Q7. Why did the wool and silk producers in England protest against the import of Indian textiles in the early eighteenth century?
A. As the demand of the Indian textile increased in England for its fine quality and beautiful designs, the demand for the textile of England decreased. So, in order to safeguard their interests, the silk and wool producers of England start protesting against the import of Indian textile.
Q8. How did the development of cotton industries in Britain affect textile producers in India?
A. The development of cotton industries in Britain affected the textile producers in India in the following ways:
- Huge rate of taxes were charged on imported Indian textiles by Britain.
- The English took over the markets of Africa, America and Europe and in return the demand of Indian textile in these markets reduced.
- European companies stopped buying Indian goods and their agents no longer gave out advances to weavers to secure supplies.
- By 1830s, British cotton flooded Indian markets and over a period of time, two-third of all cotton clothes worn by Indians were made of cloth produced in Britain.
- Many distressed weavers wrote a petition to the government to help them.
Q9. Why did the Indian iron smelting industry decline in the nineteenth century?
A. The decline of iron and smelting industry was due to the following reasons:
(i) The new forest laws of the colonial government prevented people from entering the reserved forests. It became difficult for the iron smelters to find wood for charcoal. Getting iron ore was also a big problem. So, many gave up their craft and looked for other jobs.
(ii) In some areas, the government did grant access to the forests but the iron smelters had to pay a very high tax to the forest department for every furnace they used. This reduced their income.
(iii) By the late 19th-century iron and steel was being imported from Britain. Ironsmiths in India began using the imported iron to manufacture utensils and implements. This inevitably lowered the demand for iron produced by local smelters.
Q10. What problems did the Indian textile industry face in the early years of its development?
A10. The textile industry face problems in the following ways:
- It was difficult for the Indian textile to compete with the less expensive textile which was imported from Britain.
- In most countries, governments supported industrialization by imposing heavy duties on imports.
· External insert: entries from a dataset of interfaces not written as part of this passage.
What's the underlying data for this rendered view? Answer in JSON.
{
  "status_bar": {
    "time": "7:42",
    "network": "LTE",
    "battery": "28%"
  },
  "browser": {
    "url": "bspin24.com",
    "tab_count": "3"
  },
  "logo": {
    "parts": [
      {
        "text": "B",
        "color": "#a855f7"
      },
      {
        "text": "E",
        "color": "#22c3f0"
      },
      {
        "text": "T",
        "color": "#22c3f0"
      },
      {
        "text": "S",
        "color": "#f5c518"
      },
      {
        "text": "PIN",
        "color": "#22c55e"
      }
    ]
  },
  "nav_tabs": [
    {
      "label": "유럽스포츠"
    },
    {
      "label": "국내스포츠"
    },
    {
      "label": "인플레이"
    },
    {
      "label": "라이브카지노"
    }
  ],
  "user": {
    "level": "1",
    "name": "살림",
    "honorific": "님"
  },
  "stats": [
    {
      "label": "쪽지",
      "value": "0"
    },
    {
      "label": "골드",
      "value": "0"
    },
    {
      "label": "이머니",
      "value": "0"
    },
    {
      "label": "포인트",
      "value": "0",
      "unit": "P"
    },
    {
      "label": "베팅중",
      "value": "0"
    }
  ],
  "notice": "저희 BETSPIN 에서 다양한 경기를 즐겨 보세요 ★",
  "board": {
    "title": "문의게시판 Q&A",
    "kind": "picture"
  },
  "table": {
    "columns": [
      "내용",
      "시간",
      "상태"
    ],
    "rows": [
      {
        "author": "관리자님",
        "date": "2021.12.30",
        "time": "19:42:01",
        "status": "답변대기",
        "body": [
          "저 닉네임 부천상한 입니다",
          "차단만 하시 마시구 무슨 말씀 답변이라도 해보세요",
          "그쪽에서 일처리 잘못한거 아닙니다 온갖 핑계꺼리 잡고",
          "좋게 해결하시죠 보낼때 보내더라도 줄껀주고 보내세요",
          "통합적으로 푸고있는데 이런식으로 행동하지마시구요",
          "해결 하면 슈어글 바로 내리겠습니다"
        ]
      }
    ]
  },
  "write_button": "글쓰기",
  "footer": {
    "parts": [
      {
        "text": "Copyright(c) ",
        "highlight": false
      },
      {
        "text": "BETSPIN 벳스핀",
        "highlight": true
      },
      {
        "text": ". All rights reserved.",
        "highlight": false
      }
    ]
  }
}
This eliminated competition and protected newly born industries. But the colonial government in India refused such protection to local industries.
- However, during the First World War when textile imports from Britain declined, Indian factories were called upon to produce cloth for military supplies. This boosted the cotton production factory in India.
Q11. What helped TISCO expand steel production during the First World War?
A. It was during the First World War in 1914 that the British steel produced by the industries was fulfilling the war needs of Europe. The import of British steel declined in India. TISCO was able to fill this gap. At the same thime, it was producing shells and cartridge wheels for fulfilling the War needs of Britain. This was also the time when railways were expanding in the country. The government turned to TISCO for the supply of rails. By 1919, the colonial government was purchasing about 90% of the steel that was manufactured by TISCO.